I think that it is called the pintele yid. If they don't follow halacha, what was their need to prove themselves to you, other than the pintele yid.

My attitude, is "there but for the grace of Gd go I". If I had not made teshuva in very unusual circumstances, I would probably be even less connected than the people in your story.

Batya said...

Thanks for the story.
The older I get the sorrier I feel for those people. I was too young to appreciate their story when they told me. I don't think they managed to communicate their Judaism to the next generation.

Hadassa said...

Shalom!
Anon, once you decide to love every fellow Jew, then what? Most of the time knowing what to say, not how to feel, is the hard part.

Batya said...

exactly

Keli Ata said...

What laws of Judaism are most important to keep as a Jew?

I'm not sure. All of them, I imagine. Is it proper to elevate on mitzvah over another?

But if it is, I would say reciting the Shema.

And Shabbat.

Batya said...

Keli, most people pick and choose, even among the most superficially observant. There are many laws that only G-d knows if we keep or don't keep.

Leah, Maaleh Adumim said...

Hadassa, that is an excellent response, and I will "file it away" in my mind for future use.

and anon#2 - those are excellent points, and remind me that I shouldn't feel complacent about my frum upbringing - it's not something I did myself, but was given to me.

Robertcw72 said...

Why does it always go back to the assimilation issue? :)

Batya said...

Robert, most people "compromise" to "fit in."

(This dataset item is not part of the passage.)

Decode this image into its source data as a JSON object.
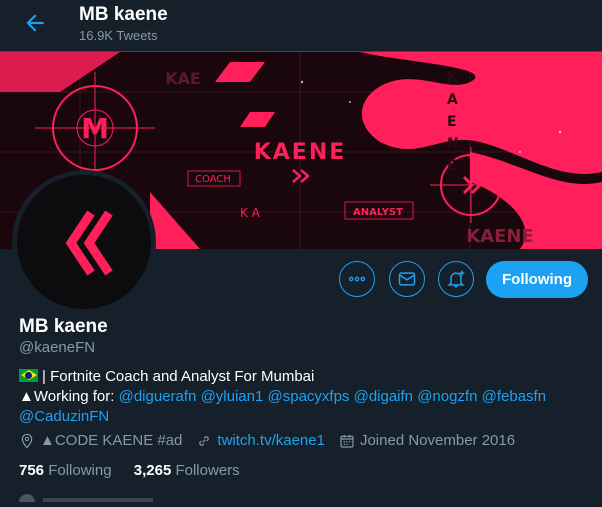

Robertcw72 said...

True very true. Even when one does not know they are compromising.

Batya said...

We just all must do our best.